BEGIN Records shown

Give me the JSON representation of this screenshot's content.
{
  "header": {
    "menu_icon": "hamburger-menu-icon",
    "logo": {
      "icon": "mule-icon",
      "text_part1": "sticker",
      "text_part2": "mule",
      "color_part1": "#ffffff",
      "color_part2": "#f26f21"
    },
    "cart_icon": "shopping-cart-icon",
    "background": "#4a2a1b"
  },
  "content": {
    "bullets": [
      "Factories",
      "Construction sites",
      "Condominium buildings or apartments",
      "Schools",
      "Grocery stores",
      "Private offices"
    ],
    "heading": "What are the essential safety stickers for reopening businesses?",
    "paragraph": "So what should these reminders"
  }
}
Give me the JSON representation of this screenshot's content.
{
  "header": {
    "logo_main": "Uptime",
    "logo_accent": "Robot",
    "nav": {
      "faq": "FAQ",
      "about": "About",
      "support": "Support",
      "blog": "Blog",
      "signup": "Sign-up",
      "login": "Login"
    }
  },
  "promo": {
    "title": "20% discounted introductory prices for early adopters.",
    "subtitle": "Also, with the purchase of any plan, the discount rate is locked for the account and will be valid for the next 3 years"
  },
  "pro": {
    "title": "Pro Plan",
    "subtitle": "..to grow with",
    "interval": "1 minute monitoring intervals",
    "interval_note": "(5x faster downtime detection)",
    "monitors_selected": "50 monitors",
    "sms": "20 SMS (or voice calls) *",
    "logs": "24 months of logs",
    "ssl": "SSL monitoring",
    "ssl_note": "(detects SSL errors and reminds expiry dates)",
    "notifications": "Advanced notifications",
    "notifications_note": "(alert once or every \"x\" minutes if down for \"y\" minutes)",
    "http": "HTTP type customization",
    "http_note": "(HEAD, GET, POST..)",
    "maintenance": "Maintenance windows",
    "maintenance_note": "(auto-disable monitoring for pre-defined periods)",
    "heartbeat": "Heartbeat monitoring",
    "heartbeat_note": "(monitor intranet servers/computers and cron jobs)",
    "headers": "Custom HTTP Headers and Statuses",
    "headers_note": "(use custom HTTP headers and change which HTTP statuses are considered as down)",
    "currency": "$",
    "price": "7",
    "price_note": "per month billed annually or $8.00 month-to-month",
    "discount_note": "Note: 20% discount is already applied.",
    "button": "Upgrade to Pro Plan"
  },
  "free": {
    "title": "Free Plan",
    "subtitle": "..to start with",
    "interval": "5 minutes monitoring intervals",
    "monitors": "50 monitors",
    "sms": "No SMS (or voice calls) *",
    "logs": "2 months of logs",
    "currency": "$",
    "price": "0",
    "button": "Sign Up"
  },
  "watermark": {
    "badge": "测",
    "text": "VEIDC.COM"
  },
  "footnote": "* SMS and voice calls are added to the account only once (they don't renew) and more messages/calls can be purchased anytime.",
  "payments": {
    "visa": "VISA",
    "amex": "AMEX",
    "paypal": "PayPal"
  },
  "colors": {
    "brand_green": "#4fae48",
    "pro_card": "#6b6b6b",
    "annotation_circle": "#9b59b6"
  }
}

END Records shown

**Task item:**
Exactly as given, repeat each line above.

**Written solution:**
Give me the JSON representation of this screenshot's content.
{
  "header": {
    "menu_icon": "hamburger-menu-icon",
    "logo": {
      "icon": "mule-icon",
      "text_part1": "sticker",
      "text_part2": "mule",
      "color_part1": "#ffffff",
      "color_part2": "#f26f21"
    },
    "cart_icon": "shopping-cart-icon",
    "background": "#4a2a1b"
  },
  "content": {
    "bullets": [
      "Factories",
      "Construction sites",
      "Condominium buildings or apartments",
      "Schools",
      "Grocery stores",
      "Private offices"
    ],
    "heading": "What are the essential safety stickers for reopening businesses?",
    "paragraph": "So what should these reminders"
  }
}
Give me the JSON representation of this screenshot's content.
{
  "header": {
    "logo_main": "Uptime",
    "logo_accent": "Robot",
    "nav": {
      "faq": "FAQ",
      "about": "About",
      "support": "Support",
      "blog": "Blog",
      "signup": "Sign-up",
      "login": "Login"
    }
  },
  "promo": {
    "title": "20% discounted introductory prices for early adopters.",
    "subtitle": "Also, with the purchase of any plan, the discount rate is locked for the account and will be valid for the next 3 years"
  },
  "pro": {
    "title": "Pro Plan",
    "subtitle": "..to grow with",
    "interval": "1 minute monitoring intervals",
    "interval_note": "(5x faster downtime detection)",
    "monitors_selected": "50 monitors",
    "sms": "20 SMS (or voice calls) *",
    "logs": "24 months of logs",
    "ssl": "SSL monitoring",
    "ssl_note": "(detects SSL errors and reminds expiry dates)",
    "notifications": "Advanced notifications",
    "notifications_note": "(alert once or every \"x\" minutes if down for \"y\" minutes)",
    "http": "HTTP type customization",
    "http_note": "(HEAD, GET, POST..)",
    "maintenance": "Maintenance windows",
    "maintenance_note": "(auto-disable monitoring for pre-defined periods)",
    "heartbeat": "Heartbeat monitoring",
    "heartbeat_note": "(monitor intranet servers/computers and cron jobs)",
    "headers": "Custom HTTP Headers and Statuses",
    "headers_note": "(use custom HTTP headers and change which HTTP statuses are considered as down)",
    "currency": "$",
    "price": "7",
    "price_note": "per month billed annually or $8.00 month-to-month",
    "discount_note": "Note: 20% discount is already applied.",
    "button": "Upgrade to Pro Plan"
  },
  "free": {
    "title": "Free Plan",
    "subtitle": "..to start with",
    "interval": "5 minutes monitoring intervals",
    "monitors": "50 monitors",
    "sms": "No SMS (or voice calls) *",
    "logs": "2 months of logs",
    "currency": "$",
    "price": "0",
    "button": "Sign Up"
  },
  "watermark": {
    "badge": "测",
    "text": "VEIDC.COM"
  },
  "footnote": "* SMS and voice calls are added to the account only once (they don't renew) and more messages/calls can be purchased anytime.",
  "payments": {
    "visa": "VISA",
    "amex": "AMEX",
    "paypal": "PayPal"
  },
  "colors": {
    "brand_green": "#4fae48",
    "pro_card": "#6b6b6b",
    "annotation_circle": "#9b59b6"
  }
}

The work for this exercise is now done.